There was a moment there right after Dani “Ansky” Stern had busted in fourth when Raymer, Haxton, and Lunkin all had almost exactly 8,000,000 chips -- kind of amazing, really, how close they were (like within 40,000 of each other or something). With the blinds 80,000/160,000 (with 20,000 antes), that meant each player had almost exactly 50 big blinds when Raymer raised to 400,000 from the button. Lunkin folded from the small blind, then Haxton reraised to 1.25 million. I don’t recall exactly, but I don’t think Raymer took more than about 10 seconds to push all in over the top. Haxton took a little longer before deciding to make the call.
Haxton turned over pocket nines, and Raymer pocket fives. Haxton’s higher pair held, and since he had Raymer barely outchipped, the Fossilman was out. The flop on that one turned out to be , so you’d have to think had they seen the flop before getting it all in (say, if Raymer just called the Haxton reraise), it is doubtful the hand would have resulted in a 16 million-chip pot.
I’m thinking Raymer was looking to gamble, having decided Haxton and Lunkin were too tough to outplay. He’d even said something about how “it doesn’t get any easier” right after Stern’s bustout. Still, as one of several there pulling for Raymer to seal the deal, it looked at the time like he could’ve found a better spot.
Easy for me to say, of course. I’m not the one piloting the plane.
Didn’t pay too much attention to what was going on elsewhere in the Amazon yesterday. The second Day One of the “Stimulus Special” played out. They ended up with a whopping 6,012 players for that one (more than I’d expected). I’m hearing the numbers are up for the upcoming no-limit hold’em events as well, so the WSOP appears to be sufficiently stimulated at the moment.

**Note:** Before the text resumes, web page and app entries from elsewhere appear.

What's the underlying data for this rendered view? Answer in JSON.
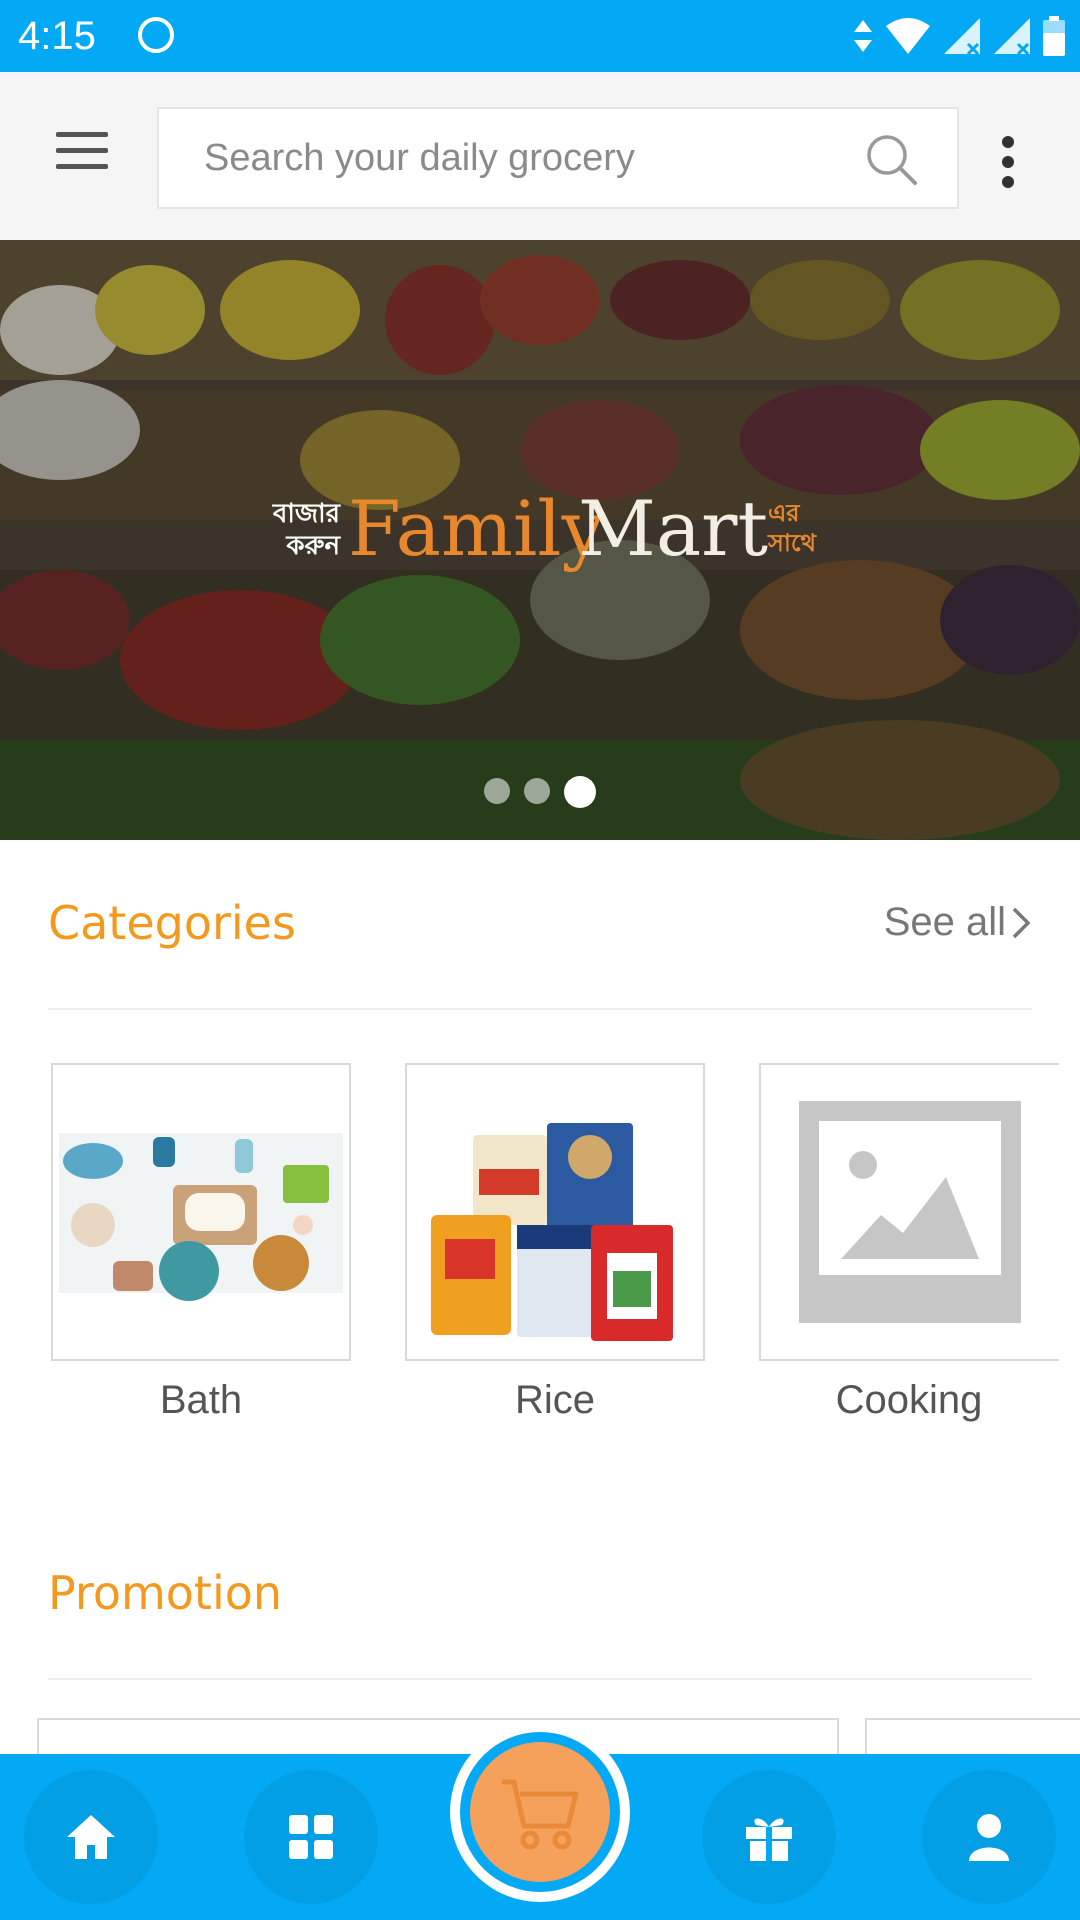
{
  "status_bar": {
    "time": "4:15"
  },
  "toolbar": {
    "search_placeholder": "Search your daily grocery"
  },
  "banner": {
    "logo_bangla_left": "বাজার করুন",
    "logo_text_family": "Family",
    "logo_text_mart": "Mart",
    "logo_bangla_right": "এর সাথে",
    "slide_count": 3,
    "active_slide": 3
  },
  "categories": {
    "title": "Categories",
    "see_all": "See all",
    "items": [
      {
        "label": "Bath"
      },
      {
        "label": "Rice"
      },
      {
        "label": "Cooking"
      }
    ]
  },
  "promotion": {
    "title": "Promotion"
  },
  "bottom_nav": {
    "items": [
      "home-icon",
      "grid-icon",
      "cart-icon",
      "gift-icon",
      "user-icon"
    ]
  },
  "colors": {
    "primary": "#03A9F4",
    "accent": "#F39A1E",
    "cart": "#F6A15B"
  }
}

I did wander over during the dinner break to sneak a peek at the WSOP Champions Invitational. Only 20 of the WSOP Main Event champs ended up coming out for that one. Some snickers were heard when it got around that the first three bustouts were Jamie Gold, Chris Moneymaker, and Jerry Yang. (Hey, at least Robert Varkonyi still has chips.) Haley is covering that one for PokerNews, so you can follow the updates on today’s final table here.
Two new events get going today, then two more new ones tomorrow. Finally, after starting just four events in five days, the WSOP really picks it up.

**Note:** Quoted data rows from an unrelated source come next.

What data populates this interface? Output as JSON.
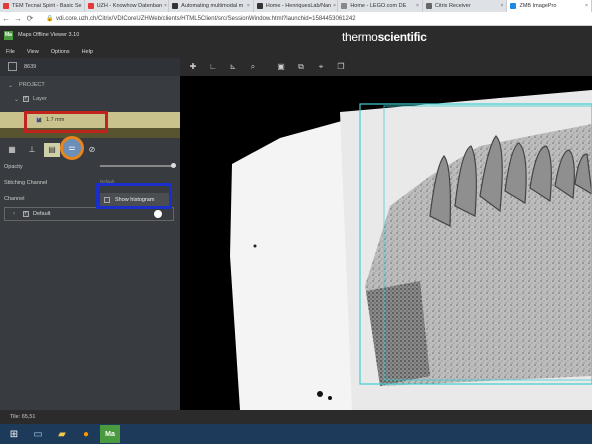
{
  "browser": {
    "tabs": [
      {
        "label": "TEM Tecnai Spirit - Basic Se",
        "fav_color": "#e53935"
      },
      {
        "label": "UZH - Knowhow Datenban",
        "fav_color": "#e53935"
      },
      {
        "label": "Automating multimodal m",
        "fav_color": "#333333"
      },
      {
        "label": "Home - HenriquesLab/Nan",
        "fav_color": "#333333"
      },
      {
        "label": "Home - LEGO.com DE",
        "fav_color": "#888888"
      },
      {
        "label": "Citrix Receiver",
        "fav_color": "#666666"
      },
      {
        "label": "ZMB ImagePro",
        "fav_color": "#1e88e5"
      }
    ],
    "url": "vdi.core.uzh.ch/Citrix/VDICoreUZHWeb/clients/HTML5Client/src/SessionWindow.html?launchid=1584453061242",
    "back_icon": "back-arrow-icon",
    "forward_icon": "forward-arrow-icon",
    "reload_icon": "reload-icon"
  },
  "app": {
    "logo_text": "Ma",
    "title": "Maps Offline Viewer 3.10",
    "brand_thin": "thermo",
    "brand_bold": "scientific",
    "menu": [
      "File",
      "View",
      "Options",
      "Help"
    ]
  },
  "toolbar": {
    "icons": [
      "plus-icon",
      "measure-angle-icon",
      "measure-icon",
      "zoom-icon",
      "layer-icon",
      "link-icon",
      "crosshair-icon",
      "clone-icon"
    ]
  },
  "panel": {
    "project_number": "8639",
    "project_label": "PROJECT",
    "layer_label": "Layer",
    "layer_item": "1.7 mm",
    "tabs": [
      "grid-icon",
      "pin-icon",
      "image-icon",
      "sliders-icon",
      "compass-icon"
    ],
    "opacity_label": "Opacity",
    "opacity_value": 1.0,
    "stitching_label": "Stitching Channel",
    "stitching_value": "Default",
    "channel_label": "Channel",
    "show_histogram": "Show histogram",
    "channel_default": "Default"
  },
  "status": {
    "tile": "Tile: 65,51"
  },
  "taskbar": {
    "items": [
      "windows-start-icon",
      "explorer-icon",
      "folder-icon",
      "firefox-icon",
      "maps-app-icon"
    ]
  },
  "colors": {
    "highlight_layer": "#c9c28d",
    "annotation_red": "#c0241c",
    "annotation_orange": "#e8841d",
    "annotation_blue": "#1a2fc9",
    "tile_outline": "#3fd0d0"
  }
}
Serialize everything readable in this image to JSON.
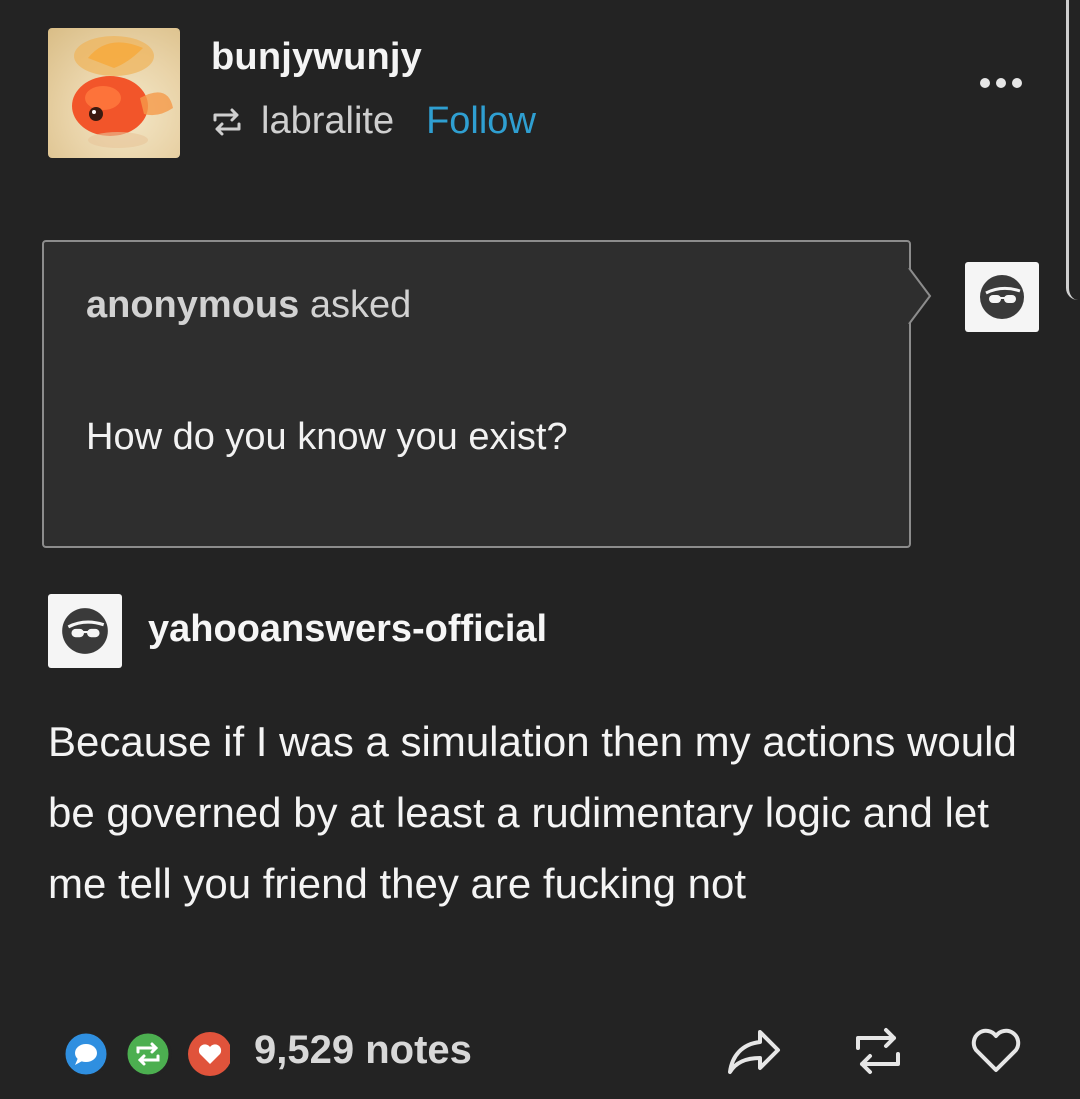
{
  "post": {
    "author": "bunjywunjy",
    "reblogged_from": "labralite",
    "follow_label": "Follow"
  },
  "ask": {
    "asker": "anonymous",
    "asked_label": "asked",
    "question": "How do you know you exist?"
  },
  "answer": {
    "answerer": "yahooanswers-official",
    "text": "Because if I was a simulation then my actions would be governed by at least a rudimentary logic and let me tell you friend they are fucking not"
  },
  "footer": {
    "notes": "9,529 notes"
  },
  "colors": {
    "background": "#232323",
    "link": "#2f9fd1",
    "reply_bubble": "#2f8fe0",
    "reblog_bubble": "#4caf50",
    "like_bubble": "#e0533b"
  },
  "icons": [
    "goldfish-avatar",
    "reblog-icon",
    "more-icon",
    "sunglasses-avatar",
    "notes-bubbles",
    "share-icon",
    "reblog-icon",
    "heart-icon"
  ]
}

At noon today is the $1,500 Pot-Limit Omaha (Event No. 5), and at 5 p.m. is the $10,000 World Championship Seven-Card Stud (Event No. 6). Gonna have to get over on Full Tilt and make some more Fantasy Poker picks for those two this morning. Speaking of, three of my horses ended cashing for me in Event No. 2 (Justin Bonomo, Brian Townsend, and Sorel Mizzi). Only one of my 15 (Eli Elezra) cashed in Event No. 3, the $1,500 Omaha Hi-Low Split-8 or Better.
By the way, let me congratulate Julie Schneider, wife of 2007 WSOP Player of the Year Tom “DonkeyBomber” Schneider, who outlasted Tom (one of my picks in the Omaha/8 event, actually) and cashed in Event No. 3. Pic comes from B.J. Nemeth’s WSOP Photo Blog. Go over there and see his pics as they’re intended.
A quirk in the scheduling means I’m taking off both today and tomorrow. (Very doubtful I’ll be seeing back-to-back days off again for a long time, if at all.) I’ll come back on Wednesday to pick up Event No. 10, the $2,500 Pot Limit Hold’em/Omaha event, from which I’ll be reporting for all three days. Between now and then, I plan to relax some, do some reading and a little writing, and make a return trip to the grocery store. Might try to play some cards in here somewhere. Also, this evening I’m getting together with Tommy Angelo, author of Elements of Poker, which should be a lot of fun. Will likely report back here about that later.
Meanwhile, let’s all get some rest. Need a blanket? A pillow? Just let the flight attendant know and we’ll get you taken care of. And thanks once again for flying HBP.